I'll say this: if you'd told me a year ago that I would soon be writing the phrase "Benavidez steps back to his left, creating an inside for his left hand," I would have laughed, and asked you why Lyoto Machida decided to change his name to Benavidez. That sort of counter-striking just isn't something I'd have expected from the wrestler-brawlers of Team Alpha Male. But that's just the type of technique that Joseph Benavidez is capable of now, all thanks to his newfound understanding of balance and positioning.
Every fighter misses punches and overextends in the act, but an intelligent fighter has a plan for just such an instance. Instead of walking forward into punches and getting caught out of position after missing them as he did against Johnson before, now Benavidez reacts well. When his strike misses, he maintains his stance, and defends. If the defense creates an opportunity to counter, he will take it. If not, he will move out of range to try again. Hell, in the fourth frame above, he even pivots as he rolls under McCall's left hook, looking to move back on a different angle from the one on which he had attacked.
What Benavidez's new training has afforded him is the best thing any fighter can ask for: flexibility. Once a one-dimensional power puncher on the feet, Benavidez is now a well-rounded kickboxing machine. He can counter-strike fairly well, and he can fight aggressively better than ever before.

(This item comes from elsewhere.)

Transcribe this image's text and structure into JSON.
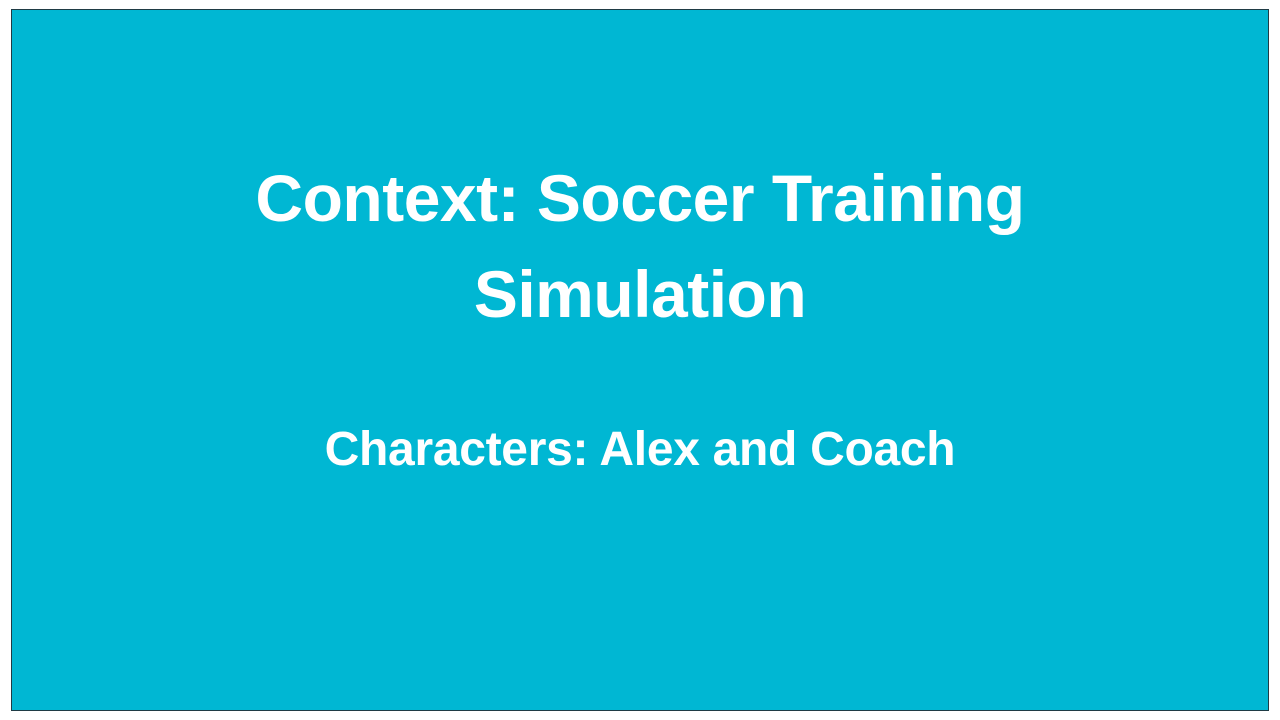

This fight is one of those intriguing matchs that seems almost like a chess match between trainers. Two of my favorite coaches in MMA - Matt Hume and Duane Ludwig - stand to face off tonight, using the two best flyweights in the world as their weapons. No matter who comes out the victor, it is the fans who really win in this kind of match. Chess matches like these are the reason I study martial arts, and this is one contest I simply can't wait to see.